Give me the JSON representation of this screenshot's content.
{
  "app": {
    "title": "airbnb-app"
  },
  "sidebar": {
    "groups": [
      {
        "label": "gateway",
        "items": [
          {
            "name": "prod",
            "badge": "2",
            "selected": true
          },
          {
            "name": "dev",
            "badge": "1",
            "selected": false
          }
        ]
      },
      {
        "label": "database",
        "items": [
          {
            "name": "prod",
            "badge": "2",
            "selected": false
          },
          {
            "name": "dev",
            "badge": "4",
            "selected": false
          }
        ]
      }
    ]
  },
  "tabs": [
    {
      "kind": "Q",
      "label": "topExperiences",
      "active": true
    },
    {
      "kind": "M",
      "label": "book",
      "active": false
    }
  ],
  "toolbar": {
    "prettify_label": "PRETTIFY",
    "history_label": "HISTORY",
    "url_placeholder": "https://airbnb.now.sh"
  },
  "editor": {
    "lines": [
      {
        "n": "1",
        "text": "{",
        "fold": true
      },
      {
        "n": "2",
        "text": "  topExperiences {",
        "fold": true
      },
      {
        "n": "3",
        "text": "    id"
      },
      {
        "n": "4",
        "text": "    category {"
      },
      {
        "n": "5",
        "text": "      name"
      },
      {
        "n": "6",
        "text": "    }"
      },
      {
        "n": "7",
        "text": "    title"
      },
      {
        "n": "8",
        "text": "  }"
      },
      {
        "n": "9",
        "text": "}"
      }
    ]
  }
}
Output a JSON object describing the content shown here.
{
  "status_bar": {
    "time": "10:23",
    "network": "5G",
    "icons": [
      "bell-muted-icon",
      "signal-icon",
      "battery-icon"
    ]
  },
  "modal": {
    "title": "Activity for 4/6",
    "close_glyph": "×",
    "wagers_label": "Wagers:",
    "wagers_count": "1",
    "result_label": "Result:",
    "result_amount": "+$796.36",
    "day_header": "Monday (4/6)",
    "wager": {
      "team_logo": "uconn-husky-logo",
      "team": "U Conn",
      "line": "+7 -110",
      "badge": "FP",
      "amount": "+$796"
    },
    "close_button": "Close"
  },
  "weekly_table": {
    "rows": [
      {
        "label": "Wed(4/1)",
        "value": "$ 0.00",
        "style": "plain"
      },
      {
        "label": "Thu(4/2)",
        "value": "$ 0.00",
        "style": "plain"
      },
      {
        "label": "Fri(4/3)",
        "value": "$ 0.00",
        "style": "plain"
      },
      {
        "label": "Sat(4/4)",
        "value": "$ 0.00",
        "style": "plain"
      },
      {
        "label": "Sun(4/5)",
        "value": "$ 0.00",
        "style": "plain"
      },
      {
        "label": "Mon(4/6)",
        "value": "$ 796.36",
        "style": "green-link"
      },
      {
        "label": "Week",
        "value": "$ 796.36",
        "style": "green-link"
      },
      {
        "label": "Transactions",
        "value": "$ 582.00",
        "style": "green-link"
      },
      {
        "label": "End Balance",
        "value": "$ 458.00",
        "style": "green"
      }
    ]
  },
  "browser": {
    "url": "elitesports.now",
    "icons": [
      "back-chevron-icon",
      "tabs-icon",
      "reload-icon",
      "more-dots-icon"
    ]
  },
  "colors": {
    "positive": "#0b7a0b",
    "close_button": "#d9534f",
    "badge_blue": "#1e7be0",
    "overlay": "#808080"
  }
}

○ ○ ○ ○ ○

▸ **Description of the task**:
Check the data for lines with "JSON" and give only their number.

▸ **Response to the exercise**:
2